As mentioned earlier, "The Invasion" was initially
intended as a six-part story, but due to a number of other scripts falling
through, it was eventually allotted two extra episodes. As a result, this meant
that producer Peter Bryant was able to give Sherwin and Camfield the biggest
budget ever afforded a
Doctor Who story. This allowed for the greater
use of location filming and an increased special effects budget.
When Peter Bryant approach the BBC's Visual Effects
department to produce the special effects for the story, he quickly discovered
that the unit wouldn't be able to provide cover for the entire eight episodes.
As a result, Bryant decided to contract the story's entire special effects
requirements to the external Trading Post company, who assigned designer Bill
King to the project. Trading Post was essentially a props firm that specialized
in custom engineering rather than model building and shooting. But nonetheless,
the firm rose to the occasion and designed, built and filmed all the model
sequences for the story.
Trading Post also supplied the Cyber-Controller prop seen in Tobias Vaughn's office. Despite its rather intricate appearance, the prop was rather inexpensively built even using upturned plastic cups as part of its design.
As in each previous appearance, the Cyberman costumes were redesigned for this story. Based on a joint design by BBC costume designer Bobi Bartlett and Trading Post's Bill King, the basic costume remained a diver's wet suit. This was sprayed silver, as were the lace-up boots and the five-fingered gloves. Unlike previous versions, “The Invasion” cyber-costume exo-skeleton was a very simple affair - thin lines of cabling were sewn to the wet suit at the shoulder, elbow, wrist, hip, knee and ankle junction boxes.
Trading Post redesigned the masks and chest units, the latter of which was smaller than their predecessor with sequencers controlling flashing lights on the display panels. The masks were built from scratch, the main change being a much thinner mouth aperture and headphone-like additions to the 'jug handle' appendages, while the teardrop air holes around the eye sockets were retained.
Filming for "The Invasion" took place at a number of different locations. Vaughn's office exteriors, the I.E. factory and the railway sidings were all filmed at the Guinness factory in Acton. Regent's Canal gave Frazer Hines (Jamie) and Patrick Troughton (The Doctor) the opportunity for some canoeing that featured in episodes 4 and 5, while the embankment roads at Blackfriars provided manhole entrances into the sewers.
Of all the location filming done the most tense and
difficult was the filming that took place early one Sunday morning on the
southern approaches of St. Paul's Cathedral. This was where the scenes of the
Cybermen invading London took place. All studio recordings took place at Studio
D in Lime Grove Studios.
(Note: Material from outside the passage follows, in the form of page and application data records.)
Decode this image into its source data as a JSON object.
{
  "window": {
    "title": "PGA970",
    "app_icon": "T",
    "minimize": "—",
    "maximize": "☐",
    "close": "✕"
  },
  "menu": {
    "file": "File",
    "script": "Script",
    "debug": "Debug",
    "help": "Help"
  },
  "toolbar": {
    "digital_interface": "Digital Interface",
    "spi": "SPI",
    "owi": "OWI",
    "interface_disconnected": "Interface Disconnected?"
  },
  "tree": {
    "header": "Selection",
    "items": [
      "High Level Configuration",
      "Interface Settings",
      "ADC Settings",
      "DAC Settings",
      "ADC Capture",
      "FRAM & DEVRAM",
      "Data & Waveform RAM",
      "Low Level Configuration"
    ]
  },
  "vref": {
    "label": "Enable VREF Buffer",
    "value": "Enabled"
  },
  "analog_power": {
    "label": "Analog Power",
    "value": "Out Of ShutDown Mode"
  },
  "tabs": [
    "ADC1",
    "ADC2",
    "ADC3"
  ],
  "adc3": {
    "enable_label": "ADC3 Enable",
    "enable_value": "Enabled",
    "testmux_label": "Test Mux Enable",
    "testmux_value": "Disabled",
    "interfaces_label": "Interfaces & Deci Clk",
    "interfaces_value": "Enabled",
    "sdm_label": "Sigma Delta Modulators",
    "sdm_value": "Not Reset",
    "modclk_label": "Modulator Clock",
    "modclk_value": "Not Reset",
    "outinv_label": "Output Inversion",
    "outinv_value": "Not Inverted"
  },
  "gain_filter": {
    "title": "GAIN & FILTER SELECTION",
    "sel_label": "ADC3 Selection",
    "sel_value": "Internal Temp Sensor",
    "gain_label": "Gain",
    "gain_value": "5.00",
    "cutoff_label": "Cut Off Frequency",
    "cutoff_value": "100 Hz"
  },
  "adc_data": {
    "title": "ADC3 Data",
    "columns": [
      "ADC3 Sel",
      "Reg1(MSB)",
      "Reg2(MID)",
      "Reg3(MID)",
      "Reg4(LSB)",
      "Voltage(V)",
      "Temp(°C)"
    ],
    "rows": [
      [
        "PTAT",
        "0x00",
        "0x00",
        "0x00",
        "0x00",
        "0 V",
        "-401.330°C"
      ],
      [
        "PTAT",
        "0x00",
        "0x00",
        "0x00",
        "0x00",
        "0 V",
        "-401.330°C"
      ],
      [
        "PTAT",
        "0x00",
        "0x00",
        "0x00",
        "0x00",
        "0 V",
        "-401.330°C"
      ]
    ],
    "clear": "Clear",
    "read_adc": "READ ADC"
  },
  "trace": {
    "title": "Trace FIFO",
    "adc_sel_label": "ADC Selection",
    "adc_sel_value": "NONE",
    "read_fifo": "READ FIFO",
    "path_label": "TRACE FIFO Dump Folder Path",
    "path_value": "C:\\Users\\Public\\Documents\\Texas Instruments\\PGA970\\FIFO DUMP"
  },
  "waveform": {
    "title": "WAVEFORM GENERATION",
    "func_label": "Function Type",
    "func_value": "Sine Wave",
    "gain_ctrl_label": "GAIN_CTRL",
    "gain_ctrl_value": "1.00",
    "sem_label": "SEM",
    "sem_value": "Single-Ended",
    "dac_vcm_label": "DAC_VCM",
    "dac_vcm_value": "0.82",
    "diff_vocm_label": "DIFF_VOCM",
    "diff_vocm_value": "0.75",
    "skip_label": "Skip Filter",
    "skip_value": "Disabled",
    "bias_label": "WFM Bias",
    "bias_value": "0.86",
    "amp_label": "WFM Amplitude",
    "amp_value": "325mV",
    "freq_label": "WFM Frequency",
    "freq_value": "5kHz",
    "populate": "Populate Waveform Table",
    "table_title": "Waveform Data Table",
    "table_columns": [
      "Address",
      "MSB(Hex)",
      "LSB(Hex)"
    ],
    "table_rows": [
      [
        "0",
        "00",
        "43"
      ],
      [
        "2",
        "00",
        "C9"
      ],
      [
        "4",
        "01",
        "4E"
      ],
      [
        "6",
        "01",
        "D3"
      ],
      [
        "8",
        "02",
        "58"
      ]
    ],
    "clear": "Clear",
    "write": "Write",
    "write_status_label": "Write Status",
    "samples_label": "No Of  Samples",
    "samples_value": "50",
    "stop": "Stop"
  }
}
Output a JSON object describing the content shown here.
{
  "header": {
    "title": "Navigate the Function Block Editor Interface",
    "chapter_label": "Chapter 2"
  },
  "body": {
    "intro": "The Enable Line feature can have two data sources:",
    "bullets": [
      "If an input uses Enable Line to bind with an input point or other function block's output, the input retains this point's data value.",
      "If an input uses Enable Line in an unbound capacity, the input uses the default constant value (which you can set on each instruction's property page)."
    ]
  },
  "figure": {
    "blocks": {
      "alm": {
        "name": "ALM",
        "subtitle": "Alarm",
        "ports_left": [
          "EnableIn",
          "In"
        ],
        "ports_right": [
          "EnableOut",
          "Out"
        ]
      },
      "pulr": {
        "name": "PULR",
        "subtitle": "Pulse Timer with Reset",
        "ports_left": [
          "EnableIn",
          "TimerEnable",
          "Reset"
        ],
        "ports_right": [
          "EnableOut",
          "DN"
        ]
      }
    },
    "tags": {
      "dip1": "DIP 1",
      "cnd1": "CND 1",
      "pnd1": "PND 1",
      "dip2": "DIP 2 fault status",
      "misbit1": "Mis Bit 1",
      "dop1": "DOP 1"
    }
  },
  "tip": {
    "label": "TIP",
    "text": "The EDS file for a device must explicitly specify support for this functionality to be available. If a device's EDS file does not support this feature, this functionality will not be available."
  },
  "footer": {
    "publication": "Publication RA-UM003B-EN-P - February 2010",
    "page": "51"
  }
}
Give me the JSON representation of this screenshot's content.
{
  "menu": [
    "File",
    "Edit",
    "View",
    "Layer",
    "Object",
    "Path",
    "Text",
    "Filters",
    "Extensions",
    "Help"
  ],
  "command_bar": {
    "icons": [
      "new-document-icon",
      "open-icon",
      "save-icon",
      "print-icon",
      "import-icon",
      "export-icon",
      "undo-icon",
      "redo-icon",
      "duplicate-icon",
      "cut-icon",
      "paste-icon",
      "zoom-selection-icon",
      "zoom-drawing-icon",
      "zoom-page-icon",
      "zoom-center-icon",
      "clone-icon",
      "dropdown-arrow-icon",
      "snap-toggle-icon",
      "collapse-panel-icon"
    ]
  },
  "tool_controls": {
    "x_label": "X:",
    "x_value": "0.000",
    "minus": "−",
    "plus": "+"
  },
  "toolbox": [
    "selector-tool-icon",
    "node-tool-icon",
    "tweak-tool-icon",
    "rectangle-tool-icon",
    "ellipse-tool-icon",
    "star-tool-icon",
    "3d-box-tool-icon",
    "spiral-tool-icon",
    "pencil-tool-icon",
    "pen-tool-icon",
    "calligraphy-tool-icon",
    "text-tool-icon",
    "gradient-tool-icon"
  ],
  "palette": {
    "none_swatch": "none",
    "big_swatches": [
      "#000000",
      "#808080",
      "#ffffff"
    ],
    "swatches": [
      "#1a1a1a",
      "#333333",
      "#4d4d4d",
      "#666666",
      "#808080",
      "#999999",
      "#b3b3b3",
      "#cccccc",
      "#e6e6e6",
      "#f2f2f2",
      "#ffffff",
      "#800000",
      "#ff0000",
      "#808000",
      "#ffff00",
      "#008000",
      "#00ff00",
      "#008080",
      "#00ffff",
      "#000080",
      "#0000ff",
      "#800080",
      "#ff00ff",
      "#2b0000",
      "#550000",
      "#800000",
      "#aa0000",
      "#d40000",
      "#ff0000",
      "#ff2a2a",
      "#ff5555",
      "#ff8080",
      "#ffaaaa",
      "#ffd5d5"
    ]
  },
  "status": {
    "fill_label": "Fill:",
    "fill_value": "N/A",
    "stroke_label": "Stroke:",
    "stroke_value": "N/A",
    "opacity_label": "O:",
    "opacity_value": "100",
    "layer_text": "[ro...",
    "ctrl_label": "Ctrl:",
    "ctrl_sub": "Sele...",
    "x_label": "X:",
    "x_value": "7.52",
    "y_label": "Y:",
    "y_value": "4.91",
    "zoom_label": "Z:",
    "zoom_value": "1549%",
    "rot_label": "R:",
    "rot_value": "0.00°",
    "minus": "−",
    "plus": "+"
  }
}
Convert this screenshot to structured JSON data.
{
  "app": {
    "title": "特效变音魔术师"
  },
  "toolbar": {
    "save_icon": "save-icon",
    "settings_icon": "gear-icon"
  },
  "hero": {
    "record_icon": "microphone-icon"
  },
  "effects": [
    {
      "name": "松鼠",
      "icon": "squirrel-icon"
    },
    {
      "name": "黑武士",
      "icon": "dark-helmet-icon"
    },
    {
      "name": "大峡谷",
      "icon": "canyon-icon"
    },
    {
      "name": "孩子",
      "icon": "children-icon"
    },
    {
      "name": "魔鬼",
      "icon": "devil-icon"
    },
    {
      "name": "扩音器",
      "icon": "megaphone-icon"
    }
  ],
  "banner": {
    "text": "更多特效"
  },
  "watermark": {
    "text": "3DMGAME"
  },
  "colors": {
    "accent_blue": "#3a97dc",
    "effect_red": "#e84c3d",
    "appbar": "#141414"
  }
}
The location for UNIT's base, first seen in episode two, was an airfield at RAF Northolt near London. Because the military were being portrayed in a good light in this story, director Douglas Camfield found that the RAF were very helpful in providing the production with a Hercules Bomber and a set of jeeps. In addition to this, the climactic battle between UNIT and the Cybermen featured real soldiers who were used to add authenticity to the battle.
"The Invasion" was broadcast on BBC-1 from November 2 to December 21, 1968 and would go on to be one of the most popular stories of the sixth season of Doctor Who. However, it would also mark the last time the Cybermen appeared alongside Patrick Troughton's Doctor. In fact, it would be another seven years before they were seen again in the series. But that as they say, is another story.
Published on December 3rd, 2019. Written by Bob Furnell for Television Heaven.